» WORK REQUIRED: Exact copies of all entries are expected.

» SOURCE DATA:
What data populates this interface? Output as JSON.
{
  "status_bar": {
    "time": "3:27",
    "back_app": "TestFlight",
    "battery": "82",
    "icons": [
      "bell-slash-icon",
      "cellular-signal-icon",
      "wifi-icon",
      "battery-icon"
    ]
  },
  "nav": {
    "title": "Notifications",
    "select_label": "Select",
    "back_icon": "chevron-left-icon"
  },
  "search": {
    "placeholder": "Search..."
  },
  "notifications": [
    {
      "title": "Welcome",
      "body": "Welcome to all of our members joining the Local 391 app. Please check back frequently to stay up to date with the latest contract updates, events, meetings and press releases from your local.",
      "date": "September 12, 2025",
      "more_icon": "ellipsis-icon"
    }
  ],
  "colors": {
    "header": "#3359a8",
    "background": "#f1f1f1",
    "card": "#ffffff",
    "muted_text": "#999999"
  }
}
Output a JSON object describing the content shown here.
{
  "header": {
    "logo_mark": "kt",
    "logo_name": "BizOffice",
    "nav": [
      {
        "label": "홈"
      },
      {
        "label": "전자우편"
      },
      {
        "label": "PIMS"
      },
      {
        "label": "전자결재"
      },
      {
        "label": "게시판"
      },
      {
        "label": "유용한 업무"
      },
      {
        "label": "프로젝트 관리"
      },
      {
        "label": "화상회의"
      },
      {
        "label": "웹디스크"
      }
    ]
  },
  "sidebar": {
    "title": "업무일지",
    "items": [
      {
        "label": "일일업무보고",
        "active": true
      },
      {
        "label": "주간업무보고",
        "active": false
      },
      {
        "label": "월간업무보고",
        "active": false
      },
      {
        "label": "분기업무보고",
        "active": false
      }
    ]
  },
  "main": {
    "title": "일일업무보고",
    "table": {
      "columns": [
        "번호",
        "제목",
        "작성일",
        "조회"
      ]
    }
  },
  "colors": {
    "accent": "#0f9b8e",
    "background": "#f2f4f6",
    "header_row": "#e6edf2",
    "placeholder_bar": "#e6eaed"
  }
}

» RESPONSE BOX:
What data populates this interface? Output as JSON.
{
  "status_bar": {
    "time": "3:27",
    "back_app": "TestFlight",
    "battery": "82",
    "icons": [
      "bell-slash-icon",
      "cellular-signal-icon",
      "wifi-icon",
      "battery-icon"
    ]
  },
  "nav": {
    "title": "Notifications",
    "select_label": "Select",
    "back_icon": "chevron-left-icon"
  },
  "search": {
    "placeholder": "Search..."
  },
  "notifications": [
    {
      "title": "Welcome",
      "body": "Welcome to all of our members joining the Local 391 app. Please check back frequently to stay up to date with the latest contract updates, events, meetings and press releases from your local.",
      "date": "September 12, 2025",
      "more_icon": "ellipsis-icon"
    }
  ],
  "colors": {
    "header": "#3359a8",
    "background": "#f1f1f1",
    "card": "#ffffff",
    "muted_text": "#999999"
  }
}
Output a JSON object describing the content shown here.
{
  "header": {
    "logo_mark": "kt",
    "logo_name": "BizOffice",
    "nav": [
      {
        "label": "홈"
      },
      {
        "label": "전자우편"
      },
      {
        "label": "PIMS"
      },
      {
        "label": "전자결재"
      },
      {
        "label": "게시판"
      },
      {
        "label": "유용한 업무"
      },
      {
        "label": "프로젝트 관리"
      },
      {
        "label": "화상회의"
      },
      {
        "label": "웹디스크"
      }
    ]
  },
  "sidebar": {
    "title": "업무일지",
    "items": [
      {
        "label": "일일업무보고",
        "active": true
      },
      {
        "label": "주간업무보고",
        "active": false
      },
      {
        "label": "월간업무보고",
        "active": false
      },
      {
        "label": "분기업무보고",
        "active": false
      }
    ]
  },
  "main": {
    "title": "일일업무보고",
    "table": {
      "columns": [
        "번호",
        "제목",
        "작성일",
        "조회"
      ]
    }
  },
  "colors": {
    "accent": "#0f9b8e",
    "background": "#f2f4f6",
    "header_row": "#e6edf2",
    "placeholder_bar": "#e6eaed"
  }
}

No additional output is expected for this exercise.